- _Exercise_
The records below must be output exactly, with no images carried over.

- _Provided information_
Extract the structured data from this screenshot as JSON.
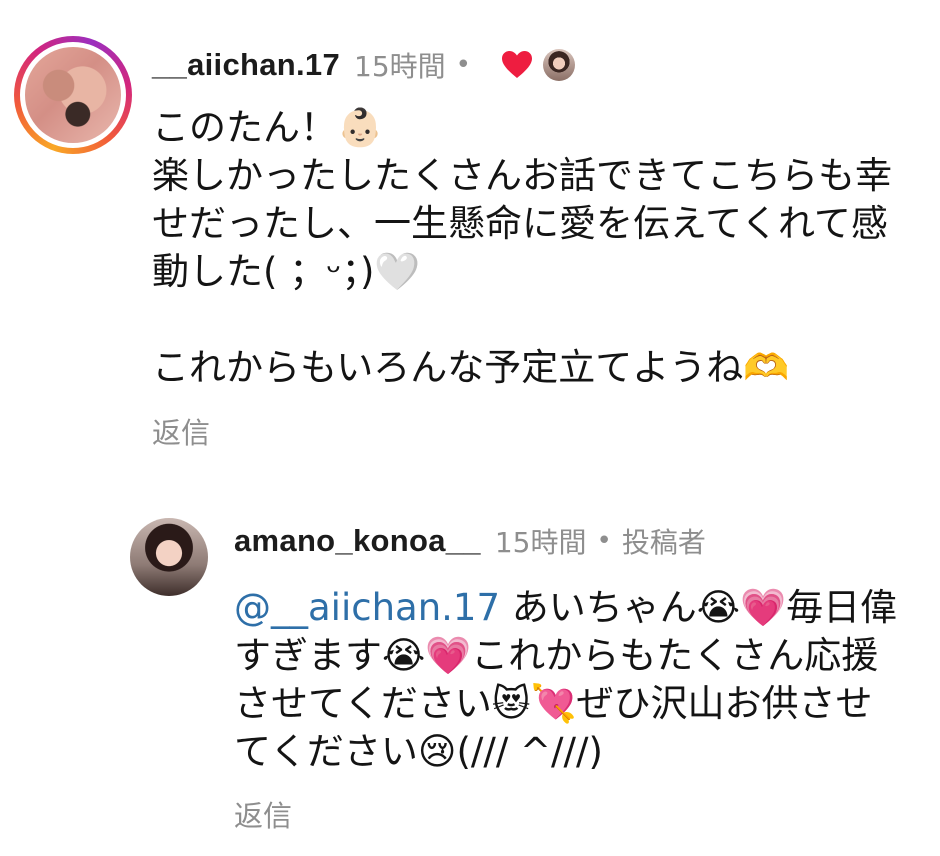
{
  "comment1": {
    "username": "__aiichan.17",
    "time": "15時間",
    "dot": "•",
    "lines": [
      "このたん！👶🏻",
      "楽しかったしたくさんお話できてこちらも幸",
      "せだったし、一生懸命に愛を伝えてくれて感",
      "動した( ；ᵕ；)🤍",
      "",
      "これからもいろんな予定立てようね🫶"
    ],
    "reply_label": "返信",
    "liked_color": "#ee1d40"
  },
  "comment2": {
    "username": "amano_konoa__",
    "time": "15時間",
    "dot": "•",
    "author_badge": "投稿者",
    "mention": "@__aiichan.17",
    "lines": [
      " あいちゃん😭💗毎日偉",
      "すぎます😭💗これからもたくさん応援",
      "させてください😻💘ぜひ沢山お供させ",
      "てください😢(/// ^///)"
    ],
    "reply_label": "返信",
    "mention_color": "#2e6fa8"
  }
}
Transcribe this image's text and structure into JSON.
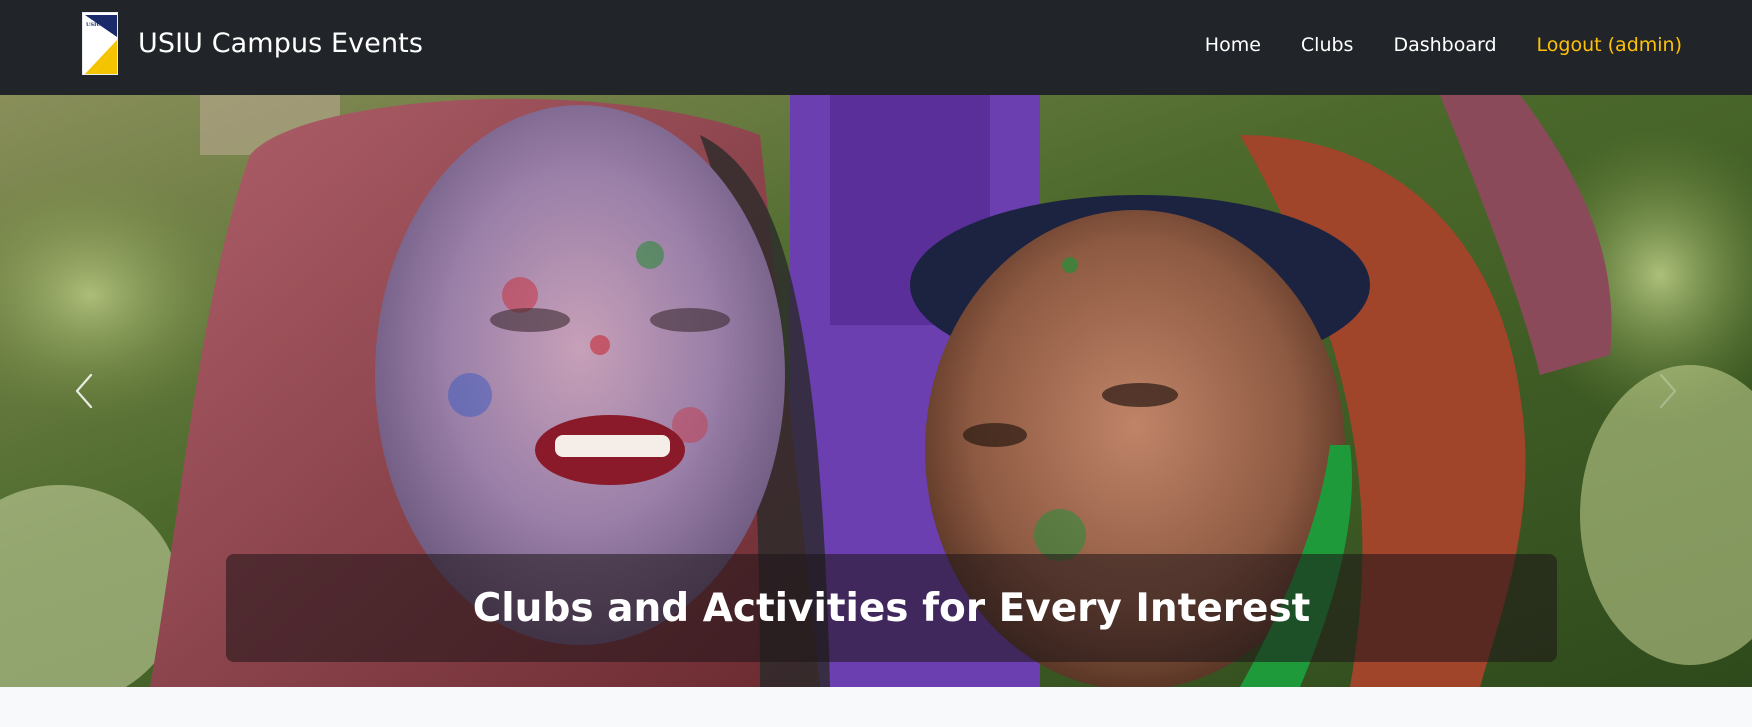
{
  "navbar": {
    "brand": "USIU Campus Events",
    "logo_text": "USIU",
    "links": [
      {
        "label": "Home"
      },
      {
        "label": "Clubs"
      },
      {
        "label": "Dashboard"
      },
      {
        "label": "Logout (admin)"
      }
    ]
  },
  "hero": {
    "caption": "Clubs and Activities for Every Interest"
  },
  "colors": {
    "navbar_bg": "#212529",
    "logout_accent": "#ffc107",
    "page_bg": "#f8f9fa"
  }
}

- _Answer space_
Extract the structured data from this screenshot as JSON.
{
  "comment1": {
    "username": "__aiichan.17",
    "time": "15時間",
    "dot": "•",
    "lines": [
      "このたん！👶🏻",
      "楽しかったしたくさんお話できてこちらも幸",
      "せだったし、一生懸命に愛を伝えてくれて感",
      "動した( ；ᵕ；)🤍",
      "",
      "これからもいろんな予定立てようね🫶"
    ],
    "reply_label": "返信",
    "liked_color": "#ee1d40"
  },
  "comment2": {
    "username": "amano_konoa__",
    "time": "15時間",
    "dot": "•",
    "author_badge": "投稿者",
    "mention": "@__aiichan.17",
    "lines": [
      " あいちゃん😭💗毎日偉",
      "すぎます😭💗これからもたくさん応援",
      "させてください😻💘ぜひ沢山お供させ",
      "てください😢(/// ^///)"
    ],
    "reply_label": "返信",
    "mention_color": "#2e6fa8"
  }
}
Transcribe this image's text and structure into JSON.
{
  "navbar": {
    "brand": "USIU Campus Events",
    "logo_text": "USIU",
    "links": [
      {
        "label": "Home"
      },
      {
        "label": "Clubs"
      },
      {
        "label": "Dashboard"
      },
      {
        "label": "Logout (admin)"
      }
    ]
  },
  "hero": {
    "caption": "Clubs and Activities for Every Interest"
  },
  "colors": {
    "navbar_bg": "#212529",
    "logout_accent": "#ffc107",
    "page_bg": "#f8f9fa"
  }
}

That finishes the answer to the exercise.